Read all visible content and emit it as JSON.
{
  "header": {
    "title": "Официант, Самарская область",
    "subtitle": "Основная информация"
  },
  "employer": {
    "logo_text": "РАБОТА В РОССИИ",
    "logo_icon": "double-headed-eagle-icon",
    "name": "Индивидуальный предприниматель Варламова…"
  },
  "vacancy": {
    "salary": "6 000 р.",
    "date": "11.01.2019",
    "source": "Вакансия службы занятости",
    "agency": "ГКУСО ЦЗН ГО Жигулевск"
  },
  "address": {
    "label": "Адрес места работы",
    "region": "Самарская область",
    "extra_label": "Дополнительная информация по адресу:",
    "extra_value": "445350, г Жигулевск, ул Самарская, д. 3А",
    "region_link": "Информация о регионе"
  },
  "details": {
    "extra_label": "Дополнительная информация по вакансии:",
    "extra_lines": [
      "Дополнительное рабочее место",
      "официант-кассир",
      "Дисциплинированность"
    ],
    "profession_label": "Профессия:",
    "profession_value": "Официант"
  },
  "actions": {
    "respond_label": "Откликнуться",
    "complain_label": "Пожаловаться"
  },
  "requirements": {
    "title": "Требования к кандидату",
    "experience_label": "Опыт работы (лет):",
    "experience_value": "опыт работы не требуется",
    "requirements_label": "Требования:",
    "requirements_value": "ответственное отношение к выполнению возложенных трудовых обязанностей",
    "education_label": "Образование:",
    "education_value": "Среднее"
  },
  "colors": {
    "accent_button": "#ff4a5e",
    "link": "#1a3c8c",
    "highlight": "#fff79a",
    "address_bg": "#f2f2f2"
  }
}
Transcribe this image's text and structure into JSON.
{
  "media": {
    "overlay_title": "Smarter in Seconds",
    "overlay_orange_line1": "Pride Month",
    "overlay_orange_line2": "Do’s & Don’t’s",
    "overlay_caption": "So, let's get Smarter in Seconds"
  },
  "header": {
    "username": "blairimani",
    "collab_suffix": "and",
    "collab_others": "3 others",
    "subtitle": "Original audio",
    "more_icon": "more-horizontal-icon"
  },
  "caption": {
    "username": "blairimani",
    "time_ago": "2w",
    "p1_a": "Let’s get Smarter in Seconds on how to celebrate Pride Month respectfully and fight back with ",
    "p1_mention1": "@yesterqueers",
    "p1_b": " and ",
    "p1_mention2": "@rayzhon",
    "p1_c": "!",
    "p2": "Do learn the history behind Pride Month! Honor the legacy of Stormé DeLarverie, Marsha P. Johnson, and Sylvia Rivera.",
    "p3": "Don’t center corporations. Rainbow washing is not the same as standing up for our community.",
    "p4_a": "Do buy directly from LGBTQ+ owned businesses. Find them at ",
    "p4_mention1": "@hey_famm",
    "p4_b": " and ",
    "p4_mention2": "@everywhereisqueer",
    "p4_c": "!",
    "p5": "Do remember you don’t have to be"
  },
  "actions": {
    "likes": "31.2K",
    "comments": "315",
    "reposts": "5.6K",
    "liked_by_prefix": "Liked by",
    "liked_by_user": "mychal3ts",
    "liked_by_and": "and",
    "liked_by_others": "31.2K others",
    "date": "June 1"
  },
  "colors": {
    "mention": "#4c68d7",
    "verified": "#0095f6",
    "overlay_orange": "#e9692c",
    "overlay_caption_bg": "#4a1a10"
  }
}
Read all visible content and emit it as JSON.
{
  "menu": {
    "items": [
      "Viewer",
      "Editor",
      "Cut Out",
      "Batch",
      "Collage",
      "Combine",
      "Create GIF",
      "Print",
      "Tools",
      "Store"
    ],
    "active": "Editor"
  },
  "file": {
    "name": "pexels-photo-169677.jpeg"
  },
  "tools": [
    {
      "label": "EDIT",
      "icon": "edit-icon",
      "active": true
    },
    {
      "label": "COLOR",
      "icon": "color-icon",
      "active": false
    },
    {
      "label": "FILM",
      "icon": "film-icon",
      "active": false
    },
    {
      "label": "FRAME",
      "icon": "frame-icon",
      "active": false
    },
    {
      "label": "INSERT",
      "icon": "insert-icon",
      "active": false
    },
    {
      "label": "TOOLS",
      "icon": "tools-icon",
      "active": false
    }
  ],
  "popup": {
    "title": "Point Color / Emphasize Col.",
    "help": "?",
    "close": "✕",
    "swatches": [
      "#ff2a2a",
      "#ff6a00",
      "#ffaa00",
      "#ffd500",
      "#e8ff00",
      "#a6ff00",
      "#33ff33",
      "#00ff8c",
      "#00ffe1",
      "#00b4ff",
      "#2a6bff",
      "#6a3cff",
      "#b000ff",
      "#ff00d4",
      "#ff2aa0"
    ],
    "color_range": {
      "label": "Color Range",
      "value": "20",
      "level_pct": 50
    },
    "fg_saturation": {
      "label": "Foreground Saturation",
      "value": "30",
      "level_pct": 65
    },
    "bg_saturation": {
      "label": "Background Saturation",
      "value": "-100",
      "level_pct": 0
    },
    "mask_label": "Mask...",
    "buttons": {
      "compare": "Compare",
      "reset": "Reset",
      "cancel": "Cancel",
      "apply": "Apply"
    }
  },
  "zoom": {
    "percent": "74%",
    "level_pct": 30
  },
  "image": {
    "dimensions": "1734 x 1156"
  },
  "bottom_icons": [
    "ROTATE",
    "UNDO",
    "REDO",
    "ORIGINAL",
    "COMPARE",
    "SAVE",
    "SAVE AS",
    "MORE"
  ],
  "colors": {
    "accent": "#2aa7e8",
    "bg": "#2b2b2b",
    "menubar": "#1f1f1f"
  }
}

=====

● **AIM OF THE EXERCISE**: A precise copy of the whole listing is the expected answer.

● **SOLUTION TO THE PROBLEM**:
Read all visible content and emit it as JSON.
{
  "header": {
    "title": "Официант, Самарская область",
    "subtitle": "Основная информация"
  },
  "employer": {
    "logo_text": "РАБОТА В РОССИИ",
    "logo_icon": "double-headed-eagle-icon",
    "name": "Индивидуальный предприниматель Варламова…"
  },
  "vacancy": {
    "salary": "6 000 р.",
    "date": "11.01.2019",
    "source": "Вакансия службы занятости",
    "agency": "ГКУСО ЦЗН ГО Жигулевск"
  },
  "address": {
    "label": "Адрес места работы",
    "region": "Самарская область",
    "extra_label": "Дополнительная информация по адресу:",
    "extra_value": "445350, г Жигулевск, ул Самарская, д. 3А",
    "region_link": "Информация о регионе"
  },
  "details": {
    "extra_label": "Дополнительная информация по вакансии:",
    "extra_lines": [
      "Дополнительное рабочее место",
      "официант-кассир",
      "Дисциплинированность"
    ],
    "profession_label": "Профессия:",
    "profession_value": "Официант"
  },
  "actions": {
    "respond_label": "Откликнуться",
    "complain_label": "Пожаловаться"
  },
  "requirements": {
    "title": "Требования к кандидату",
    "experience_label": "Опыт работы (лет):",
    "experience_value": "опыт работы не требуется",
    "requirements_label": "Требования:",
    "requirements_value": "ответственное отношение к выполнению возложенных трудовых обязанностей",
    "education_label": "Образование:",
    "education_value": "Среднее"
  },
  "colors": {
    "accent_button": "#ff4a5e",
    "link": "#1a3c8c",
    "highlight": "#fff79a",
    "address_bg": "#f2f2f2"
  }
}
Transcribe this image's text and structure into JSON.
{
  "media": {
    "overlay_title": "Smarter in Seconds",
    "overlay_orange_line1": "Pride Month",
    "overlay_orange_line2": "Do’s & Don’t’s",
    "overlay_caption": "So, let's get Smarter in Seconds"
  },
  "header": {
    "username": "blairimani",
    "collab_suffix": "and",
    "collab_others": "3 others",
    "subtitle": "Original audio",
    "more_icon": "more-horizontal-icon"
  },
  "caption": {
    "username": "blairimani",
    "time_ago": "2w",
    "p1_a": "Let’s get Smarter in Seconds on how to celebrate Pride Month respectfully and fight back with ",
    "p1_mention1": "@yesterqueers",
    "p1_b": " and ",
    "p1_mention2": "@rayzhon",
    "p1_c": "!",
    "p2": "Do learn the history behind Pride Month! Honor the legacy of Stormé DeLarverie, Marsha P. Johnson, and Sylvia Rivera.",
    "p3": "Don’t center corporations. Rainbow washing is not the same as standing up for our community.",
    "p4_a": "Do buy directly from LGBTQ+ owned businesses. Find them at ",
    "p4_mention1": "@hey_famm",
    "p4_b": " and ",
    "p4_mention2": "@everywhereisqueer",
    "p4_c": "!",
    "p5": "Do remember you don’t have to be"
  },
  "actions": {
    "likes": "31.2K",
    "comments": "315",
    "reposts": "5.6K",
    "liked_by_prefix": "Liked by",
    "liked_by_user": "mychal3ts",
    "liked_by_and": "and",
    "liked_by_others": "31.2K others",
    "date": "June 1"
  },
  "colors": {
    "mention": "#4c68d7",
    "verified": "#0095f6",
    "overlay_orange": "#e9692c",
    "overlay_caption_bg": "#4a1a10"
  }
}
Read all visible content and emit it as JSON.
{
  "menu": {
    "items": [
      "Viewer",
      "Editor",
      "Cut Out",
      "Batch",
      "Collage",
      "Combine",
      "Create GIF",
      "Print",
      "Tools",
      "Store"
    ],
    "active": "Editor"
  },
  "file": {
    "name": "pexels-photo-169677.jpeg"
  },
  "tools": [
    {
      "label": "EDIT",
      "icon": "edit-icon",
      "active": true
    },
    {
      "label": "COLOR",
      "icon": "color-icon",
      "active": false
    },
    {
      "label": "FILM",
      "icon": "film-icon",
      "active": false
    },
    {
      "label": "FRAME",
      "icon": "frame-icon",
      "active": false
    },
    {
      "label": "INSERT",
      "icon": "insert-icon",
      "active": false
    },
    {
      "label": "TOOLS",
      "icon": "tools-icon",
      "active": false
    }
  ],
  "popup": {
    "title": "Point Color / Emphasize Col.",
    "help": "?",
    "close": "✕",
    "swatches": [
      "#ff2a2a",
      "#ff6a00",
      "#ffaa00",
      "#ffd500",
      "#e8ff00",
      "#a6ff00",
      "#33ff33",
      "#00ff8c",
      "#00ffe1",
      "#00b4ff",
      "#2a6bff",
      "#6a3cff",
      "#b000ff",
      "#ff00d4",
      "#ff2aa0"
    ],
    "color_range": {
      "label": "Color Range",
      "value": "20",
      "level_pct": 50
    },
    "fg_saturation": {
      "label": "Foreground Saturation",
      "value": "30",
      "level_pct": 65
    },
    "bg_saturation": {
      "label": "Background Saturation",
      "value": "-100",
      "level_pct": 0
    },
    "mask_label": "Mask...",
    "buttons": {
      "compare": "Compare",
      "reset": "Reset",
      "cancel": "Cancel",
      "apply": "Apply"
    }
  },
  "zoom": {
    "percent": "74%",
    "level_pct": 30
  },
  "image": {
    "dimensions": "1734 x 1156"
  },
  "bottom_icons": [
    "ROTATE",
    "UNDO",
    "REDO",
    "ORIGINAL",
    "COMPARE",
    "SAVE",
    "SAVE AS",
    "MORE"
  ],
  "colors": {
    "accent": "#2aa7e8",
    "bg": "#2b2b2b",
    "menubar": "#1f1f1f"
  }
}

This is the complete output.